##### Data

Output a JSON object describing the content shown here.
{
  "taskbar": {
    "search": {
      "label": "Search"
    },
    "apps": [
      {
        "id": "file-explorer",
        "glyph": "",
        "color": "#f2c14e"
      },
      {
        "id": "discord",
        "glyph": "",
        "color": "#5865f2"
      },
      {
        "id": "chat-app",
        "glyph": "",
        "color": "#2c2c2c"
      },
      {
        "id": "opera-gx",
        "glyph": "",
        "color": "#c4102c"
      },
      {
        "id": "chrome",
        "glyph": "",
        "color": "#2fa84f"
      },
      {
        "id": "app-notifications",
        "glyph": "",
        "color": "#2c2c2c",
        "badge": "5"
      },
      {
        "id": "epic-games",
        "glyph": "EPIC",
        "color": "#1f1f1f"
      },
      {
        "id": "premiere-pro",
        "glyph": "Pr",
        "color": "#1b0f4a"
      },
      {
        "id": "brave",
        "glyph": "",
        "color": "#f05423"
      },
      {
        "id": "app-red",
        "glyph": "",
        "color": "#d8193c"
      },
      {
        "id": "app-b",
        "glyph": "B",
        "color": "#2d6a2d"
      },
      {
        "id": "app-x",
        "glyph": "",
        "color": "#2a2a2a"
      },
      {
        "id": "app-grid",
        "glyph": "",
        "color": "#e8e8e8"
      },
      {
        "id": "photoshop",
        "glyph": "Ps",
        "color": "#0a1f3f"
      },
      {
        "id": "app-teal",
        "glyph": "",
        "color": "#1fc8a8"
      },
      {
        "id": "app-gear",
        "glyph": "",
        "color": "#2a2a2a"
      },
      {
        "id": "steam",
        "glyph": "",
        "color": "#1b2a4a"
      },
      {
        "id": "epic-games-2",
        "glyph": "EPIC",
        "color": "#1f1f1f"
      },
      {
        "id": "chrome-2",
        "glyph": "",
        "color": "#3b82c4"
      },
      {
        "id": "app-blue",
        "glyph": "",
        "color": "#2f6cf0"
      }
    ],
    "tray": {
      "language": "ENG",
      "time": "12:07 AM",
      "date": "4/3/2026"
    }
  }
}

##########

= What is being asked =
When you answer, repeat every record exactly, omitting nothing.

= Solution to this exercise =
Output a JSON object describing the content shown here.
{
  "taskbar": {
    "search": {
      "label": "Search"
    },
    "apps": [
      {
        "id": "file-explorer",
        "glyph": "",
        "color": "#f2c14e"
      },
      {
        "id": "discord",
        "glyph": "",
        "color": "#5865f2"
      },
      {
        "id": "chat-app",
        "glyph": "",
        "color": "#2c2c2c"
      },
      {
        "id": "opera-gx",
        "glyph": "",
        "color": "#c4102c"
      },
      {
        "id": "chrome",
        "glyph": "",
        "color": "#2fa84f"
      },
      {
        "id": "app-notifications",
        "glyph": "",
        "color": "#2c2c2c",
        "badge": "5"
      },
      {
        "id": "epic-games",
        "glyph": "EPIC",
        "color": "#1f1f1f"
      },
      {
        "id": "premiere-pro",
        "glyph": "Pr",
        "color": "#1b0f4a"
      },
      {
        "id": "brave",
        "glyph": "",
        "color": "#f05423"
      },
      {
        "id": "app-red",
        "glyph": "",
        "color": "#d8193c"
      },
      {
        "id": "app-b",
        "glyph": "B",
        "color": "#2d6a2d"
      },
      {
        "id": "app-x",
        "glyph": "",
        "color": "#2a2a2a"
      },
      {
        "id": "app-grid",
        "glyph": "",
        "color": "#e8e8e8"
      },
      {
        "id": "photoshop",
        "glyph": "Ps",
        "color": "#0a1f3f"
      },
      {
        "id": "app-teal",
        "glyph": "",
        "color": "#1fc8a8"
      },
      {
        "id": "app-gear",
        "glyph": "",
        "color": "#2a2a2a"
      },
      {
        "id": "steam",
        "glyph": "",
        "color": "#1b2a4a"
      },
      {
        "id": "epic-games-2",
        "glyph": "EPIC",
        "color": "#1f1f1f"
      },
      {
        "id": "chrome-2",
        "glyph": "",
        "color": "#3b82c4"
      },
      {
        "id": "app-blue",
        "glyph": "",
        "color": "#2f6cf0"
      }
    ],
    "tray": {
      "language": "ENG",
      "time": "12:07 AM",
      "date": "4/3/2026"
    }
  }
}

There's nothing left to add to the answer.